The model that has been established is that of use transfer cooperative. "Unlike the traditional one, the person is not the owner of the apartment, he only has his right to use, delegable and transmissible, but always through the cooperative," explains Rogelio Ruiz, architect at eCohousing, of the Bloque Arquitectos team, in charge of the design by Trabensol, the first senior cohousing made in Spain, in Torremocha del Jarama, in Madrid.

To avoid any speculation, in Trabensol, the 54 homes, all of them 50 square meters and facing south, are owned by the cooperative. Only when the partner or the pair of residents dies or leaves the center, is liquidated, in favor of their heirs, the investment delivered at the beginning (around 145,000 euros) plus their price update, or sell their rights to a new partner "The cooperative makes sure that the new member of the center complies with the conditions of the group," says Ruiz.

Trabensol also establishes a community fee for residents, ranging from 800 to 1,000 euros, depending on whether the household is unipersonal or not. This fee includes personal services, general maintenance and personnel.

This cooperative financed the entire project, including operating costs, becoming a clear success story.

But cohousing initiatives focused on making the last years of life of the elderly more pleasant are still counted.

Political initiatives

In the political sphere, "for the moment there has been little movement," says the partner of Life Lawyers, "although both the PSOE and Citizens are working to incorporate the disclosure of this model in their respective political programs."

Last year, the Health Commission of Congress approved an initiative of the PP that urged the Government to promote collaborative housing or cohousing among the elderly.

"Good part of these projects could be promoted from the own city councils, that have ground to yield in regime of administrative concession", maintains Ignacio González.

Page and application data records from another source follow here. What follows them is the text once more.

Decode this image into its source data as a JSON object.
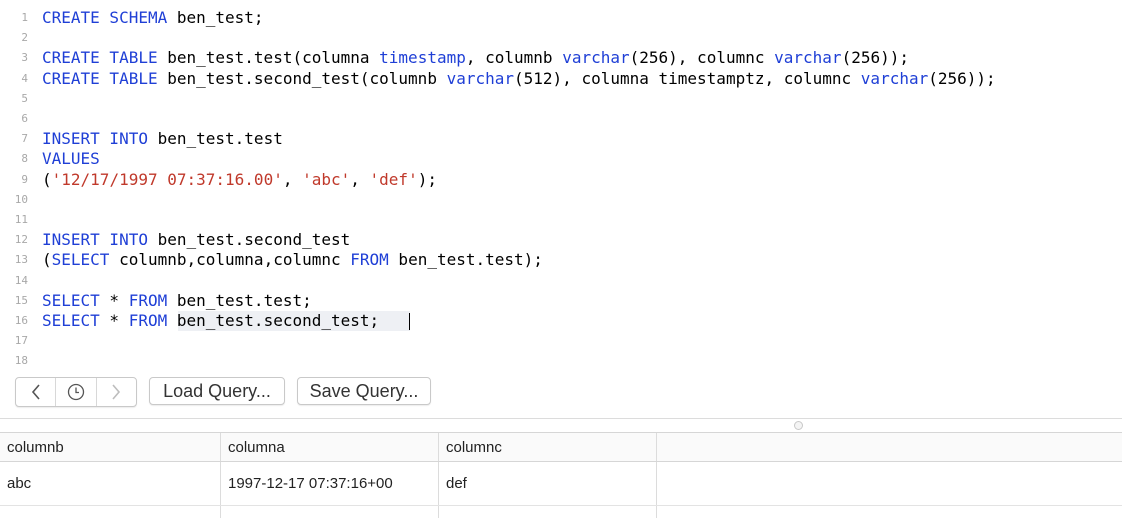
{
  "editor": {
    "lines": [
      {
        "n": "1",
        "tokens": [
          {
            "t": "CREATE SCHEMA",
            "c": "k"
          },
          {
            "t": " ben_test;",
            "c": "p"
          }
        ]
      },
      {
        "n": "2",
        "tokens": []
      },
      {
        "n": "3",
        "tokens": [
          {
            "t": "CREATE TABLE",
            "c": "k"
          },
          {
            "t": " ben_test.test(columna ",
            "c": "p"
          },
          {
            "t": "timestamp",
            "c": "k"
          },
          {
            "t": ", columnb ",
            "c": "p"
          },
          {
            "t": "varchar",
            "c": "k"
          },
          {
            "t": "(256), columnc ",
            "c": "p"
          },
          {
            "t": "varchar",
            "c": "k"
          },
          {
            "t": "(256));",
            "c": "p"
          }
        ]
      },
      {
        "n": "4",
        "tokens": [
          {
            "t": "CREATE TABLE",
            "c": "k"
          },
          {
            "t": " ben_test.second_test(columnb ",
            "c": "p"
          },
          {
            "t": "varchar",
            "c": "k"
          },
          {
            "t": "(512), columna timestamptz, columnc ",
            "c": "p"
          },
          {
            "t": "varchar",
            "c": "k"
          },
          {
            "t": "(256));",
            "c": "p"
          }
        ]
      },
      {
        "n": "5",
        "tokens": []
      },
      {
        "n": "6",
        "tokens": []
      },
      {
        "n": "7",
        "tokens": [
          {
            "t": "INSERT INTO",
            "c": "k"
          },
          {
            "t": " ben_test.test",
            "c": "p"
          }
        ]
      },
      {
        "n": "8",
        "tokens": [
          {
            "t": "VALUES",
            "c": "k"
          }
        ]
      },
      {
        "n": "9",
        "tokens": [
          {
            "t": "(",
            "c": "p"
          },
          {
            "t": "'12/17/1997 07:37:16.00'",
            "c": "s"
          },
          {
            "t": ", ",
            "c": "p"
          },
          {
            "t": "'abc'",
            "c": "s"
          },
          {
            "t": ", ",
            "c": "p"
          },
          {
            "t": "'def'",
            "c": "s"
          },
          {
            "t": ");",
            "c": "p"
          }
        ]
      },
      {
        "n": "10",
        "tokens": []
      },
      {
        "n": "11",
        "tokens": []
      },
      {
        "n": "12",
        "tokens": [
          {
            "t": "INSERT INTO",
            "c": "k"
          },
          {
            "t": " ben_test.second_test",
            "c": "p"
          }
        ]
      },
      {
        "n": "13",
        "tokens": [
          {
            "t": "(",
            "c": "p"
          },
          {
            "t": "SELECT",
            "c": "k"
          },
          {
            "t": " columnb,columna,columnc ",
            "c": "p"
          },
          {
            "t": "FROM",
            "c": "k"
          },
          {
            "t": " ben_test.test);",
            "c": "p"
          }
        ]
      },
      {
        "n": "14",
        "tokens": []
      },
      {
        "n": "15",
        "tokens": [
          {
            "t": "SELECT",
            "c": "k"
          },
          {
            "t": " * ",
            "c": "p"
          },
          {
            "t": "FROM",
            "c": "k"
          },
          {
            "t": " ben_test.test;",
            "c": "p"
          }
        ]
      },
      {
        "n": "16",
        "tokens": [
          {
            "t": "SELECT",
            "c": "k"
          },
          {
            "t": " * ",
            "c": "p"
          },
          {
            "t": "FROM",
            "c": "k"
          },
          {
            "t": " ben_test.second_test;",
            "c": "p"
          }
        ]
      },
      {
        "n": "17",
        "tokens": []
      },
      {
        "n": "18",
        "tokens": []
      }
    ]
  },
  "toolbar": {
    "back_icon": "chevron-left-icon",
    "history_icon": "clock-icon",
    "forward_icon": "chevron-right-icon",
    "load_label": "Load Query...",
    "save_label": "Save Query..."
  },
  "results": {
    "columns": [
      "columnb",
      "columna",
      "columnc"
    ],
    "rows": [
      [
        "abc",
        "1997-12-17 07:37:16+00",
        "def"
      ]
    ]
  },
  "colors": {
    "keyword": "#1f3fd6",
    "string": "#c0392b",
    "line_number": "#a8a8a8"
  }
}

Of the same opinion is Juan Casares, president of the Confederation of Housing and Rehabilitation Cooperatives (Concovi): "There are many dotacionales grounds that the public administrations do not know what to do with them and that, even, they are degrading the environment, becoming landfills, by the area where they are located ".

Some of the main members of this confederation, such as the Galician Union of Housing Cooperatives (Ugacovi), are betting on cohousing. For example, the cooperative Galivivienda has just created a section dedicated to this matter. "Starting from the transfer of use of a municipal land and a project that is not their property, they are currently working on an initial contribution of between 25,000 and 30,000 euros, and a monthly fee of between 400 and 900 euros," they comment from Life Lawyers.

According to a report prepared by the Democratic Union of Pensioners and Retirees (UDP), two out of three people have heard or know about cohousing and almost 90% of respondents said that the Administration should help boost the development of this type of collaborative housing.

Source: El Mundo

Under the framework of: Programa Operativo Cooperación Transfronteriza España-Portugal
Sponsors: Fundación General de la Universidad de Salamanca Fundación del Consejo Superior de Investigaciones Científicas Direção Geral da Saúde - Portugal Universidad del Algarve - Portugal